| What is expected |
A faithful copy is needed. Set down all of the data below exactly.

| Source information |
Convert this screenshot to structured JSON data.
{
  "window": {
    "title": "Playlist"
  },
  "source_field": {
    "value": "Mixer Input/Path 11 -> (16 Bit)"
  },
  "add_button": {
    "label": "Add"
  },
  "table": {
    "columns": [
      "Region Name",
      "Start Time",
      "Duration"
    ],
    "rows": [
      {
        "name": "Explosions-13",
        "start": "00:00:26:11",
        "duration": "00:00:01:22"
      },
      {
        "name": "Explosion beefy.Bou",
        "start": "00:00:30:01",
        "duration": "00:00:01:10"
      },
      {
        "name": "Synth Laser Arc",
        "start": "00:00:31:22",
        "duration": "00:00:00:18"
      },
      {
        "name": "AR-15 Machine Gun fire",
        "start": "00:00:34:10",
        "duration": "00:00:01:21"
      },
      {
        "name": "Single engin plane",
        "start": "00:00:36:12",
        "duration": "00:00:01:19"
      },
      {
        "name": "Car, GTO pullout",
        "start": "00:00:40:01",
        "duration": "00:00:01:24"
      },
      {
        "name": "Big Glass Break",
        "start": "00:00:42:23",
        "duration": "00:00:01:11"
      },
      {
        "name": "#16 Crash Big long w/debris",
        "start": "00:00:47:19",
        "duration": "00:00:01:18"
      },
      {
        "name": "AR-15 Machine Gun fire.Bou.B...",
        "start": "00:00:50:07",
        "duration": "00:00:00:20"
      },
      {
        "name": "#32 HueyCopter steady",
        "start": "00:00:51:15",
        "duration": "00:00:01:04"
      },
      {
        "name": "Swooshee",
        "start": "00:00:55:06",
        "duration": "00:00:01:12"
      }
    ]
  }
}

| Answer space |
Convert this screenshot to structured JSON data.
{
  "window": {
    "title": "Playlist"
  },
  "source_field": {
    "value": "Mixer Input/Path 11 -> (16 Bit)"
  },
  "add_button": {
    "label": "Add"
  },
  "table": {
    "columns": [
      "Region Name",
      "Start Time",
      "Duration"
    ],
    "rows": [
      {
        "name": "Explosions-13",
        "start": "00:00:26:11",
        "duration": "00:00:01:22"
      },
      {
        "name": "Explosion beefy.Bou",
        "start": "00:00:30:01",
        "duration": "00:00:01:10"
      },
      {
        "name": "Synth Laser Arc",
        "start": "00:00:31:22",
        "duration": "00:00:00:18"
      },
      {
        "name": "AR-15 Machine Gun fire",
        "start": "00:00:34:10",
        "duration": "00:00:01:21"
      },
      {
        "name": "Single engin plane",
        "start": "00:00:36:12",
        "duration": "00:00:01:19"
      },
      {
        "name": "Car, GTO pullout",
        "start": "00:00:40:01",
        "duration": "00:00:01:24"
      },
      {
        "name": "Big Glass Break",
        "start": "00:00:42:23",
        "duration": "00:00:01:11"
      },
      {
        "name": "#16 Crash Big long w/debris",
        "start": "00:00:47:19",
        "duration": "00:00:01:18"
      },
      {
        "name": "AR-15 Machine Gun fire.Bou.B...",
        "start": "00:00:50:07",
        "duration": "00:00:00:20"
      },
      {
        "name": "#32 HueyCopter steady",
        "start": "00:00:51:15",
        "duration": "00:00:01:04"
      },
      {
        "name": "Swooshee",
        "start": "00:00:55:06",
        "duration": "00:00:01:12"
      }
    ]
  }
}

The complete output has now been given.